ACTION ITEM
For this exercise, copy all the data exactly and include none of the pictures.

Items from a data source
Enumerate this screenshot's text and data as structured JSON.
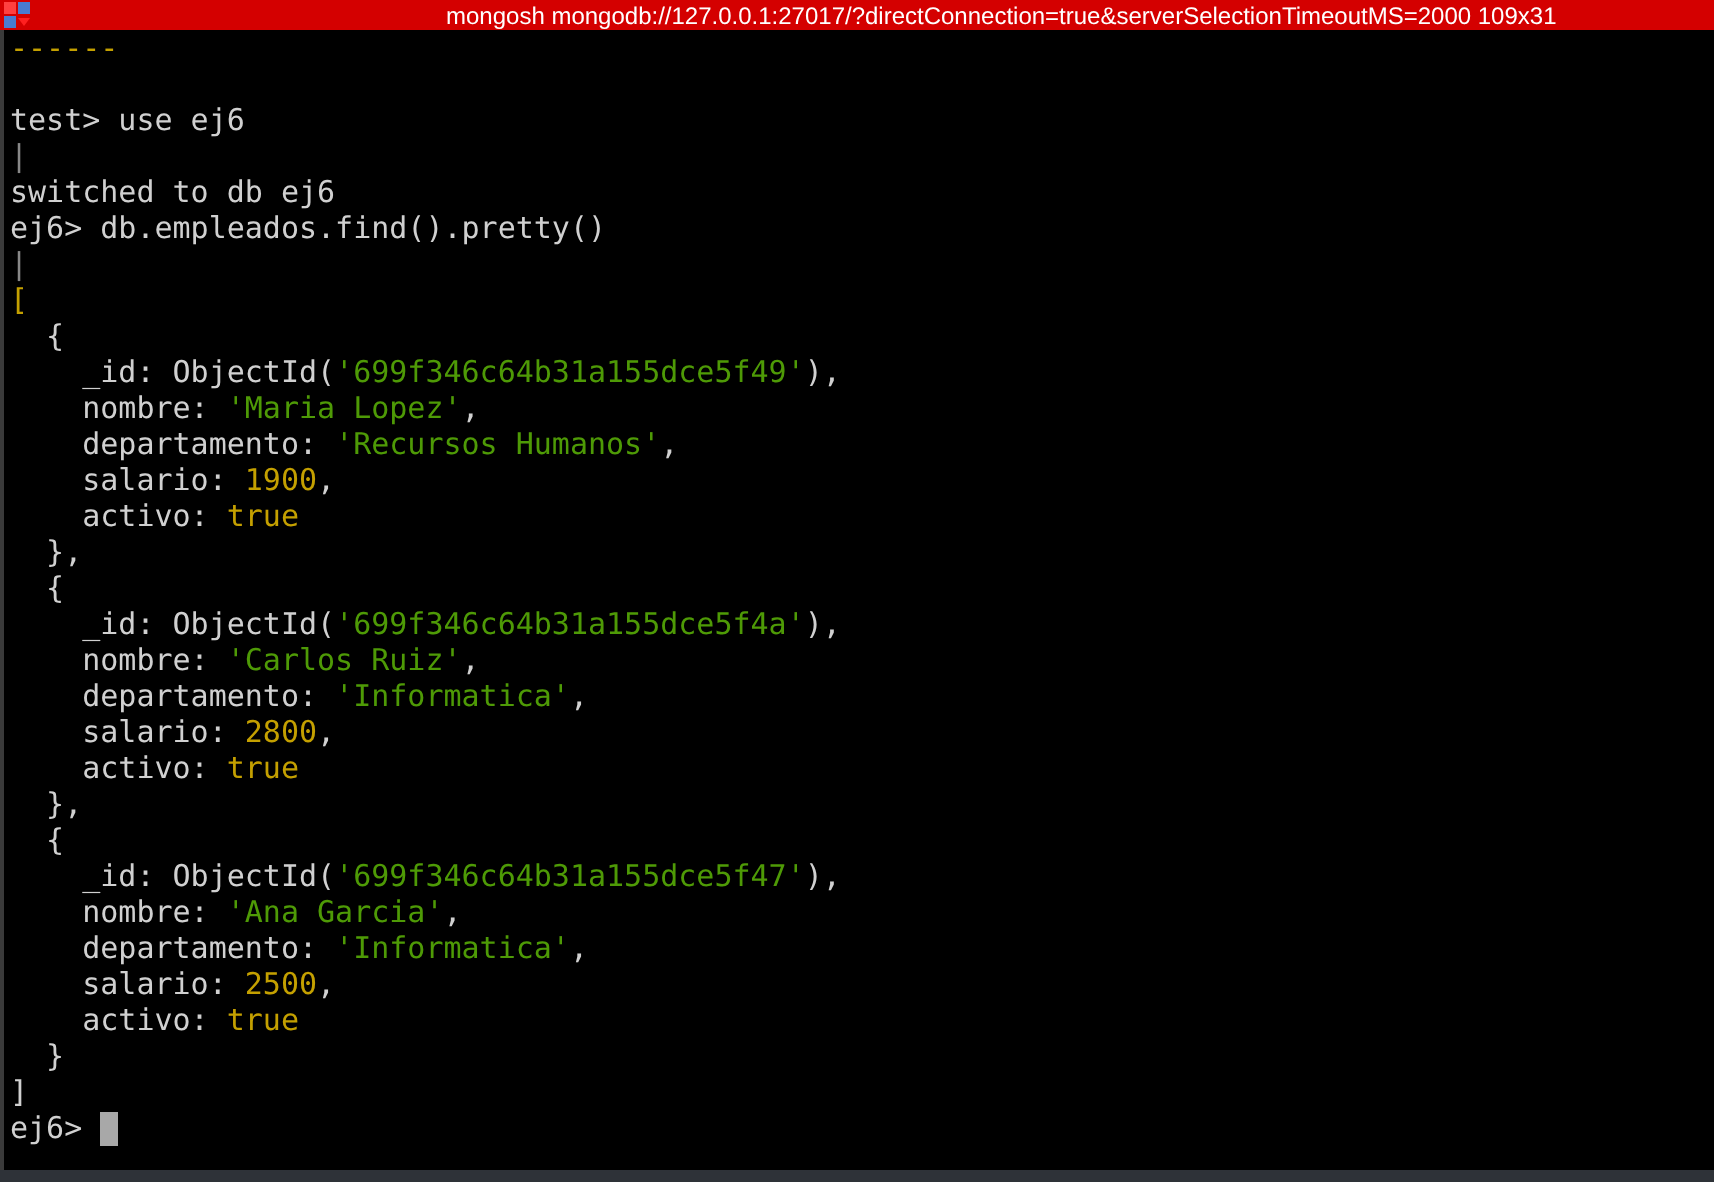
{
  "window": {
    "title": "mongosh mongodb://127.0.0.1:27017/?directConnection=true&serverSelectionTimeoutMS=2000 109x31"
  },
  "lines": [
    {
      "kind": "text",
      "segments": [
        {
          "text": "------",
          "kind": "number"
        }
      ]
    },
    {
      "kind": "blank"
    },
    {
      "kind": "text",
      "segments": [
        {
          "text": "test> use ej6",
          "kind": "plain"
        }
      ]
    },
    {
      "kind": "text",
      "segments": [
        {
          "text": "|",
          "kind": "dim"
        }
      ]
    },
    {
      "kind": "text",
      "segments": [
        {
          "text": "switched to db ej6",
          "kind": "plain"
        }
      ]
    },
    {
      "kind": "text",
      "segments": [
        {
          "text": "ej6> db.empleados.find().pretty()",
          "kind": "plain"
        }
      ]
    },
    {
      "kind": "text",
      "segments": [
        {
          "text": "|",
          "kind": "dim"
        }
      ]
    },
    {
      "kind": "text",
      "segments": [
        {
          "text": "[",
          "kind": "number"
        }
      ]
    },
    {
      "kind": "text",
      "segments": [
        {
          "text": "  {",
          "kind": "plain"
        }
      ]
    },
    {
      "kind": "text",
      "segments": [
        {
          "text": "    _id: ObjectId(",
          "kind": "plain"
        },
        {
          "text": "'699f346c64b31a155dce5f49'",
          "kind": "string"
        },
        {
          "text": "),",
          "kind": "plain"
        }
      ]
    },
    {
      "kind": "text",
      "segments": [
        {
          "text": "    nombre: ",
          "kind": "plain"
        },
        {
          "text": "'Maria Lopez'",
          "kind": "string"
        },
        {
          "text": ",",
          "kind": "plain"
        }
      ]
    },
    {
      "kind": "text",
      "segments": [
        {
          "text": "    departamento: ",
          "kind": "plain"
        },
        {
          "text": "'Recursos Humanos'",
          "kind": "string"
        },
        {
          "text": ",",
          "kind": "plain"
        }
      ]
    },
    {
      "kind": "text",
      "segments": [
        {
          "text": "    salario: ",
          "kind": "plain"
        },
        {
          "text": "1900",
          "kind": "number"
        },
        {
          "text": ",",
          "kind": "plain"
        }
      ]
    },
    {
      "kind": "text",
      "segments": [
        {
          "text": "    activo: ",
          "kind": "plain"
        },
        {
          "text": "true",
          "kind": "number"
        }
      ]
    },
    {
      "kind": "text",
      "segments": [
        {
          "text": "  },",
          "kind": "plain"
        }
      ]
    },
    {
      "kind": "text",
      "segments": [
        {
          "text": "  {",
          "kind": "plain"
        }
      ]
    },
    {
      "kind": "text",
      "segments": [
        {
          "text": "    _id: ObjectId(",
          "kind": "plain"
        },
        {
          "text": "'699f346c64b31a155dce5f4a'",
          "kind": "string"
        },
        {
          "text": "),",
          "kind": "plain"
        }
      ]
    },
    {
      "kind": "text",
      "segments": [
        {
          "text": "    nombre: ",
          "kind": "plain"
        },
        {
          "text": "'Carlos Ruiz'",
          "kind": "string"
        },
        {
          "text": ",",
          "kind": "plain"
        }
      ]
    },
    {
      "kind": "text",
      "segments": [
        {
          "text": "    departamento: ",
          "kind": "plain"
        },
        {
          "text": "'Informatica'",
          "kind": "string"
        },
        {
          "text": ",",
          "kind": "plain"
        }
      ]
    },
    {
      "kind": "text",
      "segments": [
        {
          "text": "    salario: ",
          "kind": "plain"
        },
        {
          "text": "2800",
          "kind": "number"
        },
        {
          "text": ",",
          "kind": "plain"
        }
      ]
    },
    {
      "kind": "text",
      "segments": [
        {
          "text": "    activo: ",
          "kind": "plain"
        },
        {
          "text": "true",
          "kind": "number"
        }
      ]
    },
    {
      "kind": "text",
      "segments": [
        {
          "text": "  },",
          "kind": "plain"
        }
      ]
    },
    {
      "kind": "text",
      "segments": [
        {
          "text": "  {",
          "kind": "plain"
        }
      ]
    },
    {
      "kind": "text",
      "segments": [
        {
          "text": "    _id: ObjectId(",
          "kind": "plain"
        },
        {
          "text": "'699f346c64b31a155dce5f47'",
          "kind": "string"
        },
        {
          "text": "),",
          "kind": "plain"
        }
      ]
    },
    {
      "kind": "text",
      "segments": [
        {
          "text": "    nombre: ",
          "kind": "plain"
        },
        {
          "text": "'Ana Garcia'",
          "kind": "string"
        },
        {
          "text": ",",
          "kind": "plain"
        }
      ]
    },
    {
      "kind": "text",
      "segments": [
        {
          "text": "    departamento: ",
          "kind": "plain"
        },
        {
          "text": "'Informatica'",
          "kind": "string"
        },
        {
          "text": ",",
          "kind": "plain"
        }
      ]
    },
    {
      "kind": "text",
      "segments": [
        {
          "text": "    salario: ",
          "kind": "plain"
        },
        {
          "text": "2500",
          "kind": "number"
        },
        {
          "text": ",",
          "kind": "plain"
        }
      ]
    },
    {
      "kind": "text",
      "segments": [
        {
          "text": "    activo: ",
          "kind": "plain"
        },
        {
          "text": "true",
          "kind": "number"
        }
      ]
    },
    {
      "kind": "text",
      "segments": [
        {
          "text": "  }",
          "kind": "plain"
        }
      ]
    },
    {
      "kind": "text",
      "segments": [
        {
          "text": "]",
          "kind": "plain"
        }
      ]
    },
    {
      "kind": "text",
      "cursor": true,
      "segments": [
        {
          "text": "ej6> ",
          "kind": "plain"
        }
      ]
    }
  ]
}
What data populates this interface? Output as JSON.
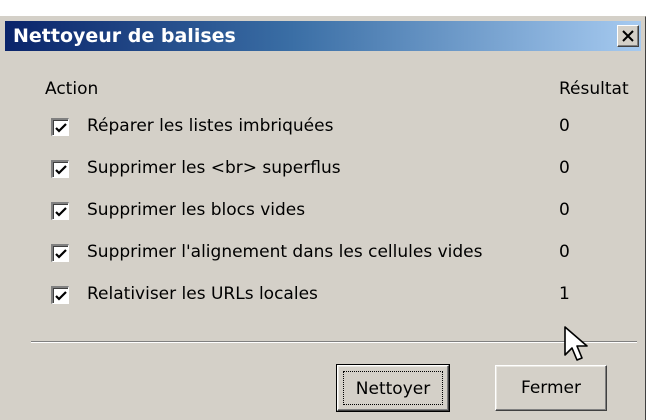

TASK RESPONSE
Enumerate this screenshot's text and data as structured JSON.
{
  "window": {
    "title": "mongosh mongodb://127.0.0.1:27017/?directConnection=true&serverSelectionTimeoutMS=2000 109x31"
  },
  "lines": [
    {
      "kind": "text",
      "segments": [
        {
          "text": "------",
          "kind": "number"
        }
      ]
    },
    {
      "kind": "blank"
    },
    {
      "kind": "text",
      "segments": [
        {
          "text": "test> use ej6",
          "kind": "plain"
        }
      ]
    },
    {
      "kind": "text",
      "segments": [
        {
          "text": "|",
          "kind": "dim"
        }
      ]
    },
    {
      "kind": "text",
      "segments": [
        {
          "text": "switched to db ej6",
          "kind": "plain"
        }
      ]
    },
    {
      "kind": "text",
      "segments": [
        {
          "text": "ej6> db.empleados.find().pretty()",
          "kind": "plain"
        }
      ]
    },
    {
      "kind": "text",
      "segments": [
        {
          "text": "|",
          "kind": "dim"
        }
      ]
    },
    {
      "kind": "text",
      "segments": [
        {
          "text": "[",
          "kind": "number"
        }
      ]
    },
    {
      "kind": "text",
      "segments": [
        {
          "text": "  {",
          "kind": "plain"
        }
      ]
    },
    {
      "kind": "text",
      "segments": [
        {
          "text": "    _id: ObjectId(",
          "kind": "plain"
        },
        {
          "text": "'699f346c64b31a155dce5f49'",
          "kind": "string"
        },
        {
          "text": "),",
          "kind": "plain"
        }
      ]
    },
    {
      "kind": "text",
      "segments": [
        {
          "text": "    nombre: ",
          "kind": "plain"
        },
        {
          "text": "'Maria Lopez'",
          "kind": "string"
        },
        {
          "text": ",",
          "kind": "plain"
        }
      ]
    },
    {
      "kind": "text",
      "segments": [
        {
          "text": "    departamento: ",
          "kind": "plain"
        },
        {
          "text": "'Recursos Humanos'",
          "kind": "string"
        },
        {
          "text": ",",
          "kind": "plain"
        }
      ]
    },
    {
      "kind": "text",
      "segments": [
        {
          "text": "    salario: ",
          "kind": "plain"
        },
        {
          "text": "1900",
          "kind": "number"
        },
        {
          "text": ",",
          "kind": "plain"
        }
      ]
    },
    {
      "kind": "text",
      "segments": [
        {
          "text": "    activo: ",
          "kind": "plain"
        },
        {
          "text": "true",
          "kind": "number"
        }
      ]
    },
    {
      "kind": "text",
      "segments": [
        {
          "text": "  },",
          "kind": "plain"
        }
      ]
    },
    {
      "kind": "text",
      "segments": [
        {
          "text": "  {",
          "kind": "plain"
        }
      ]
    },
    {
      "kind": "text",
      "segments": [
        {
          "text": "    _id: ObjectId(",
          "kind": "plain"
        },
        {
          "text": "'699f346c64b31a155dce5f4a'",
          "kind": "string"
        },
        {
          "text": "),",
          "kind": "plain"
        }
      ]
    },
    {
      "kind": "text",
      "segments": [
        {
          "text": "    nombre: ",
          "kind": "plain"
        },
        {
          "text": "'Carlos Ruiz'",
          "kind": "string"
        },
        {
          "text": ",",
          "kind": "plain"
        }
      ]
    },
    {
      "kind": "text",
      "segments": [
        {
          "text": "    departamento: ",
          "kind": "plain"
        },
        {
          "text": "'Informatica'",
          "kind": "string"
        },
        {
          "text": ",",
          "kind": "plain"
        }
      ]
    },
    {
      "kind": "text",
      "segments": [
        {
          "text": "    salario: ",
          "kind": "plain"
        },
        {
          "text": "2800",
          "kind": "number"
        },
        {
          "text": ",",
          "kind": "plain"
        }
      ]
    },
    {
      "kind": "text",
      "segments": [
        {
          "text": "    activo: ",
          "kind": "plain"
        },
        {
          "text": "true",
          "kind": "number"
        }
      ]
    },
    {
      "kind": "text",
      "segments": [
        {
          "text": "  },",
          "kind": "plain"
        }
      ]
    },
    {
      "kind": "text",
      "segments": [
        {
          "text": "  {",
          "kind": "plain"
        }
      ]
    },
    {
      "kind": "text",
      "segments": [
        {
          "text": "    _id: ObjectId(",
          "kind": "plain"
        },
        {
          "text": "'699f346c64b31a155dce5f47'",
          "kind": "string"
        },
        {
          "text": "),",
          "kind": "plain"
        }
      ]
    },
    {
      "kind": "text",
      "segments": [
        {
          "text": "    nombre: ",
          "kind": "plain"
        },
        {
          "text": "'Ana Garcia'",
          "kind": "string"
        },
        {
          "text": ",",
          "kind": "plain"
        }
      ]
    },
    {
      "kind": "text",
      "segments": [
        {
          "text": "    departamento: ",
          "kind": "plain"
        },
        {
          "text": "'Informatica'",
          "kind": "string"
        },
        {
          "text": ",",
          "kind": "plain"
        }
      ]
    },
    {
      "kind": "text",
      "segments": [
        {
          "text": "    salario: ",
          "kind": "plain"
        },
        {
          "text": "2500",
          "kind": "number"
        },
        {
          "text": ",",
          "kind": "plain"
        }
      ]
    },
    {
      "kind": "text",
      "segments": [
        {
          "text": "    activo: ",
          "kind": "plain"
        },
        {
          "text": "true",
          "kind": "number"
        }
      ]
    },
    {
      "kind": "text",
      "segments": [
        {
          "text": "  }",
          "kind": "plain"
        }
      ]
    },
    {
      "kind": "text",
      "segments": [
        {
          "text": "]",
          "kind": "plain"
        }
      ]
    },
    {
      "kind": "text",
      "cursor": true,
      "segments": [
        {
          "text": "ej6> ",
          "kind": "plain"
        }
      ]
    }
  ]
}
What data populates this interface? Output as JSON.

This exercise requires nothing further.